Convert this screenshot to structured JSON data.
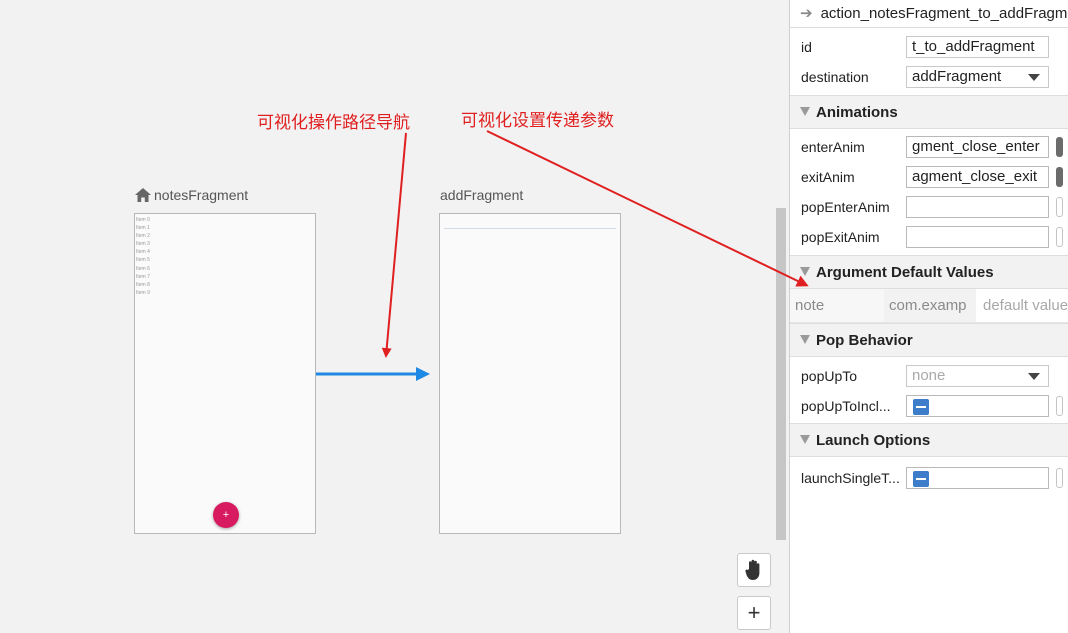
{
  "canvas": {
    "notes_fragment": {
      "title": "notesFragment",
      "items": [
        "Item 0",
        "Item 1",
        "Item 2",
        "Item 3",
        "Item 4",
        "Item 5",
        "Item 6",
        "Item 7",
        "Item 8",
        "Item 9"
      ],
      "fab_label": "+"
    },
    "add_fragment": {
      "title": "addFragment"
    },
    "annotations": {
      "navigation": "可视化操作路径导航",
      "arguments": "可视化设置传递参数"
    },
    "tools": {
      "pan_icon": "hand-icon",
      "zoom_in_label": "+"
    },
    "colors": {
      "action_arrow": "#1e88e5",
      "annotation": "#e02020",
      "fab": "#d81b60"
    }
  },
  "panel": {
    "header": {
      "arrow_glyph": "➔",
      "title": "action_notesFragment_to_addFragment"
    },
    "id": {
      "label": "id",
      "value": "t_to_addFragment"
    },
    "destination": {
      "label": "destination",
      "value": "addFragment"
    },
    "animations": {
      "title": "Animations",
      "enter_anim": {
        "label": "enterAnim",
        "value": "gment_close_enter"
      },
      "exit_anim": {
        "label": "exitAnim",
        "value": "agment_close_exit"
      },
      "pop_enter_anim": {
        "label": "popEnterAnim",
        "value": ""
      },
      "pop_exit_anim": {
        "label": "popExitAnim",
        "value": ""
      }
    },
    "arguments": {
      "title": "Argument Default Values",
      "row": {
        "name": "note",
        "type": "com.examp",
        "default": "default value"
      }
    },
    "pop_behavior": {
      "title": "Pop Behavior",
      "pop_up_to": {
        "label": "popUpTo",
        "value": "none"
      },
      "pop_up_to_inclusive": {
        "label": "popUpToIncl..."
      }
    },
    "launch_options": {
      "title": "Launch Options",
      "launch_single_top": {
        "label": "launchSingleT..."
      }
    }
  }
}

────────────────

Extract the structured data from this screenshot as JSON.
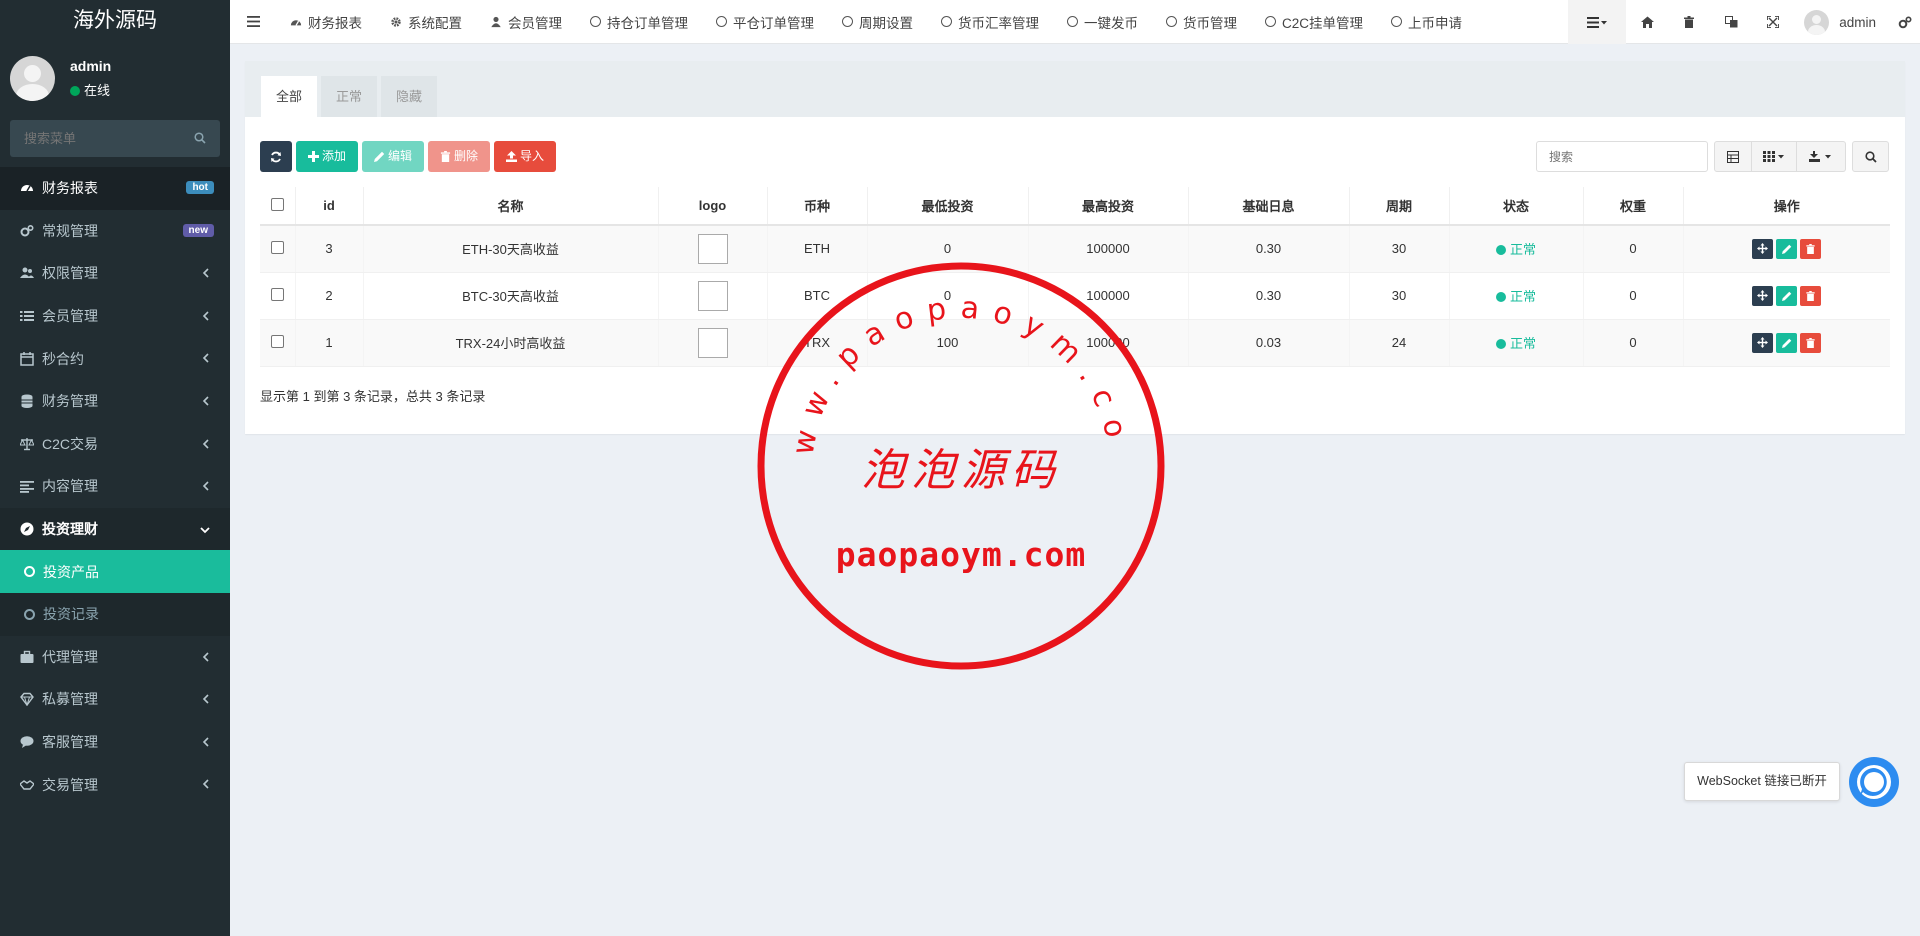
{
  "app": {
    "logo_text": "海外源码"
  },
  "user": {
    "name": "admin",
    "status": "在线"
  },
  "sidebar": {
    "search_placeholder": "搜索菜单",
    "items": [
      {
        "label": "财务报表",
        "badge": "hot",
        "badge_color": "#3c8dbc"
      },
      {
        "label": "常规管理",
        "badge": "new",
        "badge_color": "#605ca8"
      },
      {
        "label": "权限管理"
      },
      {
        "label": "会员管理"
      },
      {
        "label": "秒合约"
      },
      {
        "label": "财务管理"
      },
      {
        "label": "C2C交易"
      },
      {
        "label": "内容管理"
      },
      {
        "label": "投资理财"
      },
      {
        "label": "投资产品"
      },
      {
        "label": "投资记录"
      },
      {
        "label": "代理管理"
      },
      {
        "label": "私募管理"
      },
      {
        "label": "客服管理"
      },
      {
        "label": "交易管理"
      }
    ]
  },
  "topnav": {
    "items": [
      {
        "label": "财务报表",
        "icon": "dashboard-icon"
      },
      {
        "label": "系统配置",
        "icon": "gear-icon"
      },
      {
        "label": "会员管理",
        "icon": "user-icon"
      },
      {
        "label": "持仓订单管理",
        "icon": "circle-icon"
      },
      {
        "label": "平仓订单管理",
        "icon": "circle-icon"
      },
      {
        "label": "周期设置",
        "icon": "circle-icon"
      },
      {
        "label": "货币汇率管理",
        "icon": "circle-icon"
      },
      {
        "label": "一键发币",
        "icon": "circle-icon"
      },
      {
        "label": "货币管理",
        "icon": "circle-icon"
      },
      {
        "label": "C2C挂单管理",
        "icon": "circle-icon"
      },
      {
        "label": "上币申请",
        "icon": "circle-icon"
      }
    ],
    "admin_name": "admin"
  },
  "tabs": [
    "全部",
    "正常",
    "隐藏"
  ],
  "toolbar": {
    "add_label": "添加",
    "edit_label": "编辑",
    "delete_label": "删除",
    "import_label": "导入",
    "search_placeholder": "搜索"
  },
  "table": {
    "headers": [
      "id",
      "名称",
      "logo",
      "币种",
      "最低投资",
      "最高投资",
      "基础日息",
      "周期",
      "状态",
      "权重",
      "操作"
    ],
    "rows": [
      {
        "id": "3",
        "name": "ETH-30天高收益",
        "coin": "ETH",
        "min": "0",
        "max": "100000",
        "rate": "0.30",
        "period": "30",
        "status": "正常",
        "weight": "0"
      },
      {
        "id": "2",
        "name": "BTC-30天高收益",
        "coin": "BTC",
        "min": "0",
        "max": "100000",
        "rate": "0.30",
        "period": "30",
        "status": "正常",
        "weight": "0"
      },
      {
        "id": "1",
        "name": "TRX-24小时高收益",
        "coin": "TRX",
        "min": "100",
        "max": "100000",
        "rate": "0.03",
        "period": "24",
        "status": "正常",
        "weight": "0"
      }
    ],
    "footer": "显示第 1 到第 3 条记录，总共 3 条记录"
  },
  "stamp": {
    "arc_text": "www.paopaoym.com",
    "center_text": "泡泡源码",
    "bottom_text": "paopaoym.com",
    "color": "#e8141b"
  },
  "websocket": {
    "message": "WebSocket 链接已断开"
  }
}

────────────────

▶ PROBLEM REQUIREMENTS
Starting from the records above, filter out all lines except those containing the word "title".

▶ PROBLEM SOLUTION
      "title": "notesFragment",
      "title": "addFragment"
      "title": "action_notesFragment_to_addFragment"
      "title": "Animations",
      "title": "Argument Default Values",
      "title": "Pop Behavior",
      "title": "Launch Options",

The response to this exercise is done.